Required work: Tally the lines in the entries below where the string "label" occurs. Reply with the total alone.

Recorded data:
►
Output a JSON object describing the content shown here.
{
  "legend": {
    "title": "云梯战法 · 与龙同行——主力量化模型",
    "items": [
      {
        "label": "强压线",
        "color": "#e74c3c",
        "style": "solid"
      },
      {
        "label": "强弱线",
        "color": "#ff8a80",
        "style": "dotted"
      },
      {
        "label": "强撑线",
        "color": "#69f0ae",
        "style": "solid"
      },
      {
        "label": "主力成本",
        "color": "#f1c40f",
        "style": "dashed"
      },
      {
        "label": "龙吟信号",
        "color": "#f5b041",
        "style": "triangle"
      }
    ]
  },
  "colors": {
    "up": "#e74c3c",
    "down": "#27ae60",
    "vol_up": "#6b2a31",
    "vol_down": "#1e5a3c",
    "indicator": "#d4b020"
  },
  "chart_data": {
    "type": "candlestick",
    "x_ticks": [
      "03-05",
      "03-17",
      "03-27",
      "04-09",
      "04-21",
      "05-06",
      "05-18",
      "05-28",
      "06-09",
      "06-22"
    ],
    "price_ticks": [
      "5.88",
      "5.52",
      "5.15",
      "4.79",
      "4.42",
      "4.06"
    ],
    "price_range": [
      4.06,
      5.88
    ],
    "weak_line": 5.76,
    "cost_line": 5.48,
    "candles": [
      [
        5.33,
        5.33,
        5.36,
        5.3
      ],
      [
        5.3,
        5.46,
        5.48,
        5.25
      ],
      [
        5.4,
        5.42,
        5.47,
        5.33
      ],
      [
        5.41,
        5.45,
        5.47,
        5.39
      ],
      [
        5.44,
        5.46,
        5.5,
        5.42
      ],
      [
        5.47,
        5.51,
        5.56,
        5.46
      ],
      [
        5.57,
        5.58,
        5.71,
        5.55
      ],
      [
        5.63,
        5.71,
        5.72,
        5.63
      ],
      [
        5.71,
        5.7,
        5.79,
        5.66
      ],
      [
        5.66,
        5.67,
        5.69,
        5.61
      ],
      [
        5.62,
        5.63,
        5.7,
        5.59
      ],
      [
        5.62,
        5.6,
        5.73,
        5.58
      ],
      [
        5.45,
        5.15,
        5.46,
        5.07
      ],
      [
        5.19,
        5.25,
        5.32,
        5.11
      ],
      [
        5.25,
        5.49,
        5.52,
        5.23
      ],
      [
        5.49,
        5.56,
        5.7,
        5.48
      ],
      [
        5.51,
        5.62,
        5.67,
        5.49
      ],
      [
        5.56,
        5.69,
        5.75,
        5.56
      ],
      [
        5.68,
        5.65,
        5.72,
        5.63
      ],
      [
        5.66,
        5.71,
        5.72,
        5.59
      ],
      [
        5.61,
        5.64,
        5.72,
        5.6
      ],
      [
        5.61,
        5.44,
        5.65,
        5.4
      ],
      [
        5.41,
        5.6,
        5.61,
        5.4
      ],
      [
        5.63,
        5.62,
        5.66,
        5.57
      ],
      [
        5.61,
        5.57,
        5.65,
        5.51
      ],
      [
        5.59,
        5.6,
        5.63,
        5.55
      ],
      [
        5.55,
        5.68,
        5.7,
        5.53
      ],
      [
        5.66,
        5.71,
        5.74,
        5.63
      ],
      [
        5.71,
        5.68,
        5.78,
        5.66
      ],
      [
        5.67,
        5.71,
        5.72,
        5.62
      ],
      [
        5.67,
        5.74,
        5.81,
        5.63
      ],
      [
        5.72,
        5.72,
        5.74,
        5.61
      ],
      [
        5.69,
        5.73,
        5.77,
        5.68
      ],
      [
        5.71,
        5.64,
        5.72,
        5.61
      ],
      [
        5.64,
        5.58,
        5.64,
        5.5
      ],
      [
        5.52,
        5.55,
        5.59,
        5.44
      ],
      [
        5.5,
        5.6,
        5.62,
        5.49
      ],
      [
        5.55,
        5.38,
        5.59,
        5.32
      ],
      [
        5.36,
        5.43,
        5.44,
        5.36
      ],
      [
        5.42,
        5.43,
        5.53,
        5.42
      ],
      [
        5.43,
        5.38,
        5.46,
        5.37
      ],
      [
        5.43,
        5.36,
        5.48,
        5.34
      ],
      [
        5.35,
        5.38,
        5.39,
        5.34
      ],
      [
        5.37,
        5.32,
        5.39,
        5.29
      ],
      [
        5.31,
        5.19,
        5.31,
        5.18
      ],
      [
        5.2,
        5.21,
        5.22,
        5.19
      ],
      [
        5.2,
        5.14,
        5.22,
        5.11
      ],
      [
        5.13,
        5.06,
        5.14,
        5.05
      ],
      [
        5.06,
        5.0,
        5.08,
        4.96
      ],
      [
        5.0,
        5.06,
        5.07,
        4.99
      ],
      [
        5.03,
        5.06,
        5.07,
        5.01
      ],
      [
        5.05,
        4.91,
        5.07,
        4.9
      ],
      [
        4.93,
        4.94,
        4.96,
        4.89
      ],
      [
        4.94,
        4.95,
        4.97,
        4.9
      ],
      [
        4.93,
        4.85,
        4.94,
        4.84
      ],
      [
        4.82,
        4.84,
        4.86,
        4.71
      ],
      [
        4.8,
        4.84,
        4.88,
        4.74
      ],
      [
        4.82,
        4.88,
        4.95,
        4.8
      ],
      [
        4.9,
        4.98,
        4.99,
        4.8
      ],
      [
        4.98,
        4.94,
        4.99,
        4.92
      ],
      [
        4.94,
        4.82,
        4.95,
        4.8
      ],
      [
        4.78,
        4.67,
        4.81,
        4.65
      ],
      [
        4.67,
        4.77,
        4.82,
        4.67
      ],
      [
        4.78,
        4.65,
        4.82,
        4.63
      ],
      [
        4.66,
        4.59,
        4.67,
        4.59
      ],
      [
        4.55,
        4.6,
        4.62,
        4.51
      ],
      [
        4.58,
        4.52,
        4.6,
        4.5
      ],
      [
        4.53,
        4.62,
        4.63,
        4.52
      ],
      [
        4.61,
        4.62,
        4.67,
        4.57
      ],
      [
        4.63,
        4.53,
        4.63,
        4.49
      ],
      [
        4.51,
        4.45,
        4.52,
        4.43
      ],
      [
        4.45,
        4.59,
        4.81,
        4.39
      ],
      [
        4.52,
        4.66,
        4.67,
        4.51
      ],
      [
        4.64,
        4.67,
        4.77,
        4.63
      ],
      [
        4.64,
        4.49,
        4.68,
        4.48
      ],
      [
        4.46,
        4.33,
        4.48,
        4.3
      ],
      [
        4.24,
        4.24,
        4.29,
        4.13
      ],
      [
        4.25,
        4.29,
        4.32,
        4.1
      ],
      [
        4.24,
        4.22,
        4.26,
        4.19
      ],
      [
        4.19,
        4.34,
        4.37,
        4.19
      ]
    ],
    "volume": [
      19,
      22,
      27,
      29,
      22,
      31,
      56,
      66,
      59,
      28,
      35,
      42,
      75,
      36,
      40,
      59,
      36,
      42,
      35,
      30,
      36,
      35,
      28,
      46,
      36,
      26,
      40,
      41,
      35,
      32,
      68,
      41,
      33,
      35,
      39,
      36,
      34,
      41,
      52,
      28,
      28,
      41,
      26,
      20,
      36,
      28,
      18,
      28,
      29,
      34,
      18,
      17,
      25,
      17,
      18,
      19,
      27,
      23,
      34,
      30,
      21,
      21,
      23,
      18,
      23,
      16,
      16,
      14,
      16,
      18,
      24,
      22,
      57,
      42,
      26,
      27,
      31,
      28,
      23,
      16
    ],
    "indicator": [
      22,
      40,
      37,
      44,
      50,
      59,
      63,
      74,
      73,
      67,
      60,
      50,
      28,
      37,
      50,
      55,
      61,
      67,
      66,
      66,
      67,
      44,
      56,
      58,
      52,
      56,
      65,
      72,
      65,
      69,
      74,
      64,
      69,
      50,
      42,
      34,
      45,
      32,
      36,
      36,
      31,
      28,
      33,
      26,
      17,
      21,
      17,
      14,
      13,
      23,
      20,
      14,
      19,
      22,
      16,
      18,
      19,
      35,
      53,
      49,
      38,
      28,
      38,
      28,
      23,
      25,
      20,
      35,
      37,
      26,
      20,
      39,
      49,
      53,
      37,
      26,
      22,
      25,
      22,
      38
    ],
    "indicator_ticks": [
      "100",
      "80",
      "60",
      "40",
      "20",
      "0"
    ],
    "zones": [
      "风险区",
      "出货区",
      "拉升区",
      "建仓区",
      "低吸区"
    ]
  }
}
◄
Response area: 5